In all spheres of life, Nigerians, especially in the Diaspora, have notched up feats that change the narrative often re-inforced by the international media of a nation populated only by crooks, scammers and ruled by a thieving elite. These achievements have, nevertheless, exposed the ineptitude of Nigeria’s leaders and challenged them to a better utilisation of human capital. For, were Adeyemo and Omalu home-based, their stars shining as they do now are a possibility. A more potent possibility, however, is that those stars would probably have been extinguished by a bureaucracy that stifles merit, a system that is the graveyard of talents.
Nigeria has had and is facing very daunting challenges. It has often perched perilously on the edge of an abyss.
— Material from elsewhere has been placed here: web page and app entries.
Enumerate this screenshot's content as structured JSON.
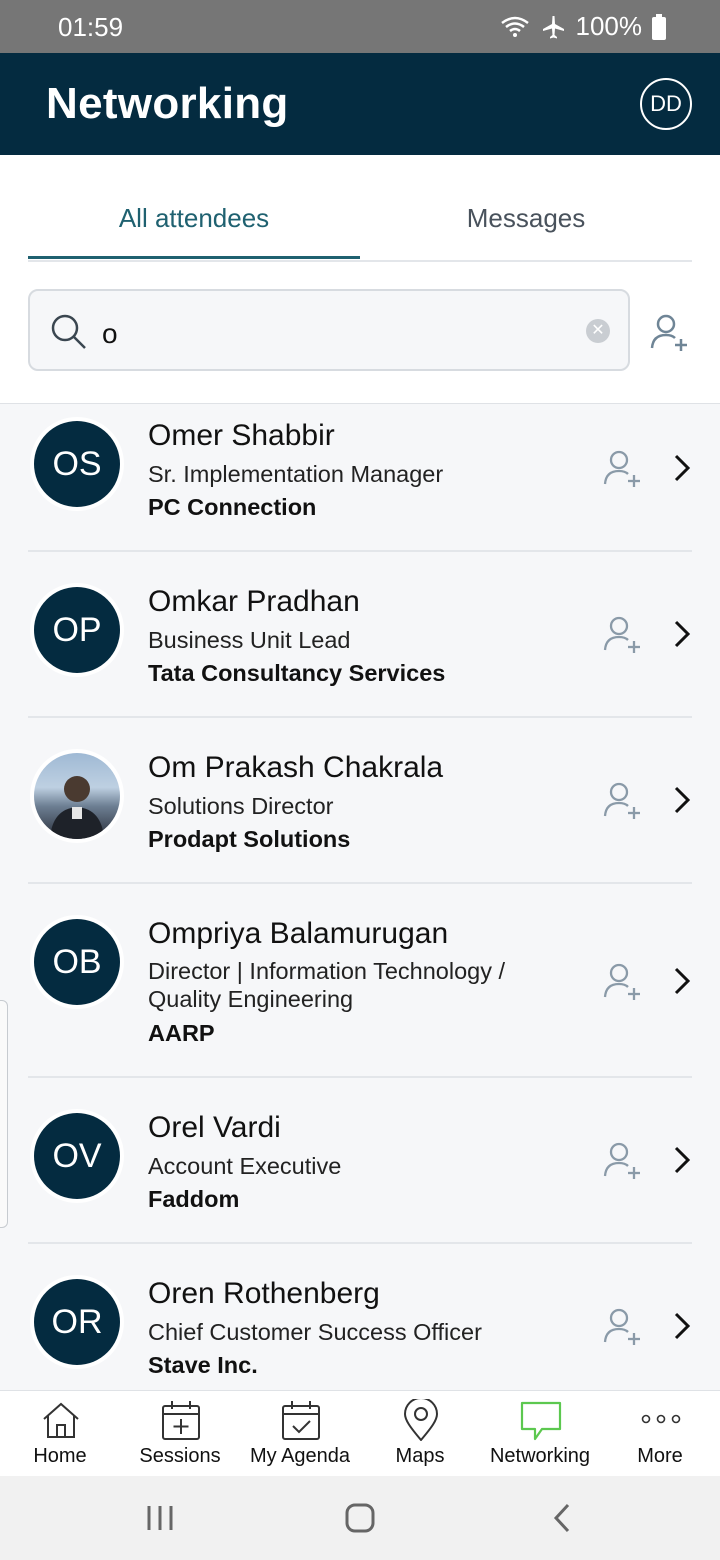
{
  "status_bar": {
    "time": "01:59",
    "battery": "100%"
  },
  "header": {
    "title": "Networking",
    "avatar_initials": "DD"
  },
  "tabs": [
    {
      "label": "All attendees",
      "active": true
    },
    {
      "label": "Messages",
      "active": false
    }
  ],
  "search": {
    "value": "o"
  },
  "attendees": [
    {
      "initials": "OS",
      "name": "Omer Shabbir",
      "title": "Sr. Implementation Manager",
      "company": "PC Connection"
    },
    {
      "initials": "OP",
      "name": "Omkar Pradhan",
      "title": "Business Unit Lead",
      "company": "Tata Consultancy Services"
    },
    {
      "initials": "",
      "name": "Om Prakash Chakrala",
      "title": "Solutions Director",
      "company": "Prodapt Solutions",
      "has_photo": true
    },
    {
      "initials": "OB",
      "name": "Ompriya Balamurugan",
      "title": "Director | Information Technology / Quality Engineering",
      "company": "AARP"
    },
    {
      "initials": "OV",
      "name": "Orel Vardi",
      "title": "Account Executive",
      "company": "Faddom"
    },
    {
      "initials": "OR",
      "name": "Oren Rothenberg",
      "title": "Chief Customer Success Officer",
      "company": "Stave Inc."
    }
  ],
  "bottom_nav": [
    {
      "label": "Home",
      "icon": "home-icon"
    },
    {
      "label": "Sessions",
      "icon": "calendar-plus-icon"
    },
    {
      "label": "My Agenda",
      "icon": "calendar-check-icon"
    },
    {
      "label": "Maps",
      "icon": "map-pin-icon"
    },
    {
      "label": "Networking",
      "icon": "chat-bubble-icon",
      "active": true
    },
    {
      "label": "More",
      "icon": "more-dots-icon"
    }
  ],
  "colors": {
    "header_bg": "#042b40",
    "tab_active": "#1f6170",
    "networking_active": "#5cc84f",
    "avatar_bg": "#042b40"
  }
}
There are times, indeed, when it seems only elegies are left to be written about the country. Her potential greatness having been squandered by inept leadership, various ills assail Nigeria’s soul, weakening further an already damaged giant and making the reality of obsequies seem only a matter of time.
We all railed against the American diplomat, John Campbell, who predicted the just ended year, 2015, as the appointed date of Nigeria’s demise. But we all actually acknowledged that his prognosis had some basis in real evidence and, even if patriotic instincts would not let us admit it, most Nigerians expected the worst. Remember the airports on the eve of the last elections and the multitude running as far as their pockets could take them?
Then the 2015 elections came and went smoothly!
In a classic demonstration of the true meaning of democracy, the people said they would be ruled on their own terms as enshrined in the national covenant and that they were capable of changing their rulers when such fail in the service to which they were consecrated. The transition went even more smoothly and Nigeria pulled off a miracle of sorts!
But Campbell and his prediction are not shamed yet. The continued pauperisation of the people, inequities in the land, compounded by a weak, wobbly and monumentally fraudulent federal structure have yielded such gangrenous manifestations in the nation’s body as threaten her life or, at best, may consume her limbs. And a lot of work still needs to be done to prevent a situation in which it would be said that Campbell got only the date wrong.
It is against this background that the news about Adeyemo and Omalu are very pleasant reminders of who Nigerians truly are. Or what it means to be Nigerian.
Brilliant, talented, hardworking and assertive, the Nigerian, from the North to the South, the East to the West, is one who masters his or her environment and conquers it for good.
Nigeria’s purpose is clear: United in diversity, fierce in the battle for peace and unrelenting in the work of prosperity for all.
But there are serious worries over corruption and the elevation of self over anything else, which is at the root of the nation’s leadership shortage.
Character is so much in short supply, a particularly tragic deficit that runs through all strata of the society. Hence, greed rules!
The economy is in danger and poverty has made mince-meat of the majority, while a few have cornered the common wealth for their personal selves.
If only members of the ruling or looting elite would appreciate, as former British Prime Minister, Gordon Brown, once said, that wealth must serve more than the wealthy, fortune should be for more than the fortunate and riches should enrich not some of the people but all of the people, and that wealth can only be sustained when it is shared.
In this atmosphere of despair, however, stories such as Omalu’s and Adeyemo’s are pointers to the endless possibilities for Nigeria’s redemption.
Afterall, excellence is Nigerian!